  • Related to the above, What is their history like, how stable are they, etc.
  • What is their network infrastructure like?
  • Are they compliant to PCIDSS, SOX, ISO9001 or whatever accreditations mean anything to you.
share|improve this answer
    
Good list. I would just add: if at all possible, don't let your online backup regimen be a single point of failure (have an overall back strategy that includes local and/or regional backup too). –  micahwittman Dec 8 '09 at 21:39
    
Don't forget about your retention policy in the coste effectiveness of the solution. Just as an example, we have a 7 year policy in month one the price was very reasonable (2 0's at the end) in month 84 ... not so much (5 0's at the end ) ... needless to say we laughed them out of the meeting when they told us the firgure –  Zypher Dec 8 '09 at 23:36

The one thing that everyone seems to forget about is restoration after a disaster. If you've got a small quantity of data, there's no real problem, because you just copy it back over the network. However, if you've got a growing data set that could ever get pretty large, the amount of time (and possibly traffic costs) required to copy all of that data back onto your live setup to restore operation is likely to be prohibitive.

Remember that you can't generally start copying all your data back until your storage infrastructure is in place, so you can't easily parallelise the data copying and hardware setup. It's a big problem that not enough people think about.

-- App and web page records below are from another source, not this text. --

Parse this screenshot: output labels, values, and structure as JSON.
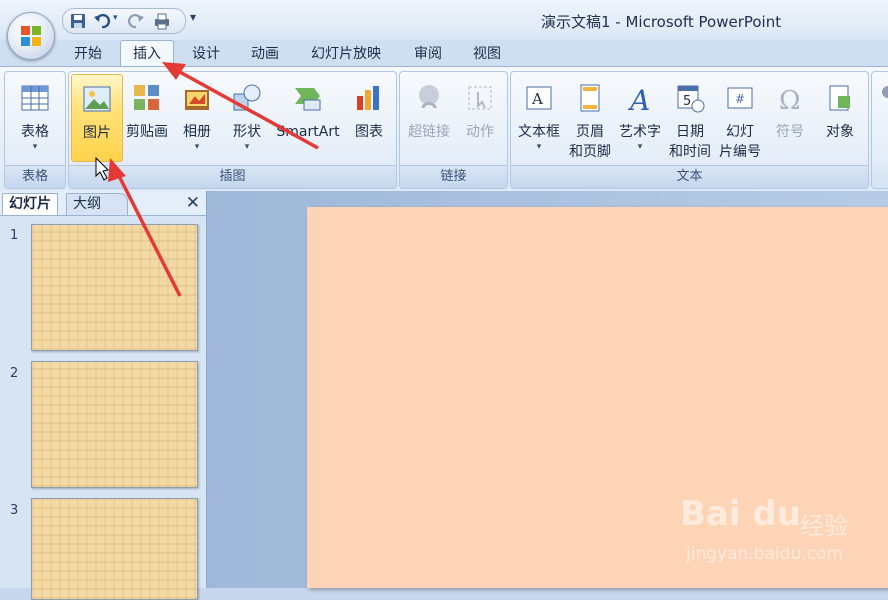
{
  "window": {
    "title": "演示文稿1 - Microsoft PowerPoint"
  },
  "quick_access": {
    "icons": [
      "save-icon",
      "undo-icon",
      "redo-icon",
      "print-icon"
    ],
    "more": "▾"
  },
  "tabs": [
    {
      "label": "开始"
    },
    {
      "label": "插入",
      "active": true
    },
    {
      "label": "设计"
    },
    {
      "label": "动画"
    },
    {
      "label": "幻灯片放映"
    },
    {
      "label": "审阅"
    },
    {
      "label": "视图"
    }
  ],
  "ribbon": {
    "groups": {
      "table": "表格",
      "illustrations": "插图",
      "links": "链接",
      "text": "文本"
    },
    "buttons": {
      "table": "表格",
      "picture": "图片",
      "clipart": "剪贴画",
      "album": "相册",
      "shapes": "形状",
      "smartart": "SmartArt",
      "chart": "图表",
      "hyperlink": "超链接",
      "action": "动作",
      "textbox": "文本框",
      "header_footer": [
        "页眉",
        "和页脚"
      ],
      "wordart": "艺术字",
      "datetime": [
        "日期",
        "和时间"
      ],
      "slide_number": [
        "幻灯",
        "片编号"
      ],
      "symbol": "符号",
      "object": "对象"
    },
    "dropdown_mark": "▾"
  },
  "left_pane": {
    "tabs": [
      "幻灯片",
      "大纲"
    ],
    "close": "✕",
    "slides": [
      {
        "number": "1"
      },
      {
        "number": "2"
      },
      {
        "number": "3"
      }
    ]
  },
  "watermark": {
    "brand": "Bai du",
    "suffix": "经验",
    "url": "jingyan.baidu.com"
  },
  "colors": {
    "slide": "#fdd4b5",
    "thumb": "#f3d9a4",
    "arrow": "#e53935",
    "highlight": "#ffd24a"
  }
}
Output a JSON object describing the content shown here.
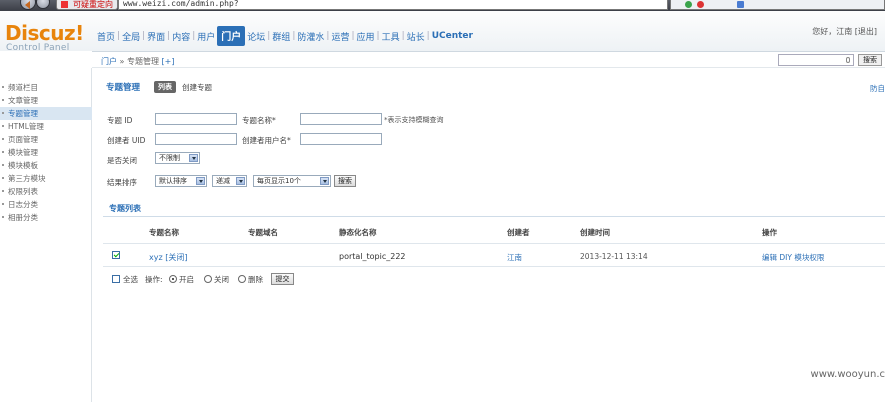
{
  "browser": {
    "tab_title": "可疑重定向",
    "url": "www.weizi.com/admin.php?"
  },
  "header": {
    "logo": "Discuz!",
    "logo_sub": "Control Panel",
    "nav": [
      "首页",
      "全局",
      "界面",
      "内容",
      "用户",
      "门户",
      "论坛",
      "群组",
      "防灌水",
      "运营",
      "应用",
      "工具",
      "站长",
      "UCenter"
    ],
    "active_nav": "门户",
    "greeting": "您好，江南",
    "logout": "[退出]"
  },
  "crumb": {
    "root": "门户",
    "sep": "»",
    "current": "专题管理",
    "add": "[+]"
  },
  "search": {
    "button": "搜索"
  },
  "sidebar": {
    "items": [
      "频道栏目",
      "文章管理",
      "专题管理",
      "HTML管理",
      "页面管理",
      "模块管理",
      "模块模板",
      "第三方模块",
      "权限列表",
      "日志分类",
      "相册分类"
    ],
    "active_index": 2
  },
  "main": {
    "title": "专题管理",
    "tab_list": "列表",
    "tab_create": "创建专题",
    "help": "防自"
  },
  "filters": {
    "topic_id_label": "专题 ID",
    "topic_name_label": "专题名称*",
    "fuzzy_note": "*表示支持模糊查询",
    "creator_uid_label": "创建者 UID",
    "creator_name_label": "创建者用户名*",
    "closed_label": "是否关闭",
    "closed_value": "不限制",
    "sort_label": "结果排序",
    "sort_value": "默认排序",
    "order_value": "递减",
    "perpage_value": "每页显示10个",
    "search_button": "搜索"
  },
  "list": {
    "title": "专题列表",
    "columns": [
      "专题名称",
      "专题域名",
      "静态化名称",
      "创建者",
      "创建时间",
      "操作"
    ],
    "rows": [
      {
        "checked": true,
        "name": "xyz [关闭]",
        "domain": "",
        "static_name": "portal_topic_222",
        "creator": "江南",
        "created": "2013-12-11 13:14",
        "actions": "编辑 DIY 模块权限"
      }
    ]
  },
  "batch": {
    "select_all": "全选",
    "op_label": "操作:",
    "options": [
      "开启",
      "关闭",
      "删除"
    ],
    "selected_option": "开启",
    "submit": "提交"
  },
  "watermark": "www.wooyun.c"
}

share|improve this answer
1  
I'd +27 this if I could; you NEED local backup at least once a month to complement ANY online backup solution for this very reason. –  Darth Satan Dec 8 '09 at 15:12
    
Whilst I agree you need local backups, I don't think that monthly is a good guide (I'm more of an "hourly" man when it comes to local backups, myself). In any situation where I need my offsite backup, all of my local setup is gone (smoking crater style), so any and all local backups are toast anyway (so a monthly isn't going to reduce the amount of data I need to copy back on-site). What is needed is a known plan to get all the backed up data back on site and ready to rumble by the time the hardware is back up and running. I like shipping halves of mirrored RAID sets, myself. –  womble Dec 8 '09 at 20:16

For actual service recommendations, for a local desktop, there are things like Jungledisk (Syncs a directory with an online version hosted using Amazon's S3) or Dropbox (Same thing, flat rate for storage, no bandwidth costs), or roll your own service using some kind of NAS hosting, like The Planet's new cloud storage platform.

Personally I sync stuff to dropbox, which syncs back to my laptop, work desktop and home machines, but I wouldn't want to use that for big corporate security sensitive stuff.

share|improve this answer

Your Answer

 
discard

By posting your answer, you agree to the privacy policy and terms of service.

Not the answer you're looking for? Browse other questions tagged or ask your own question.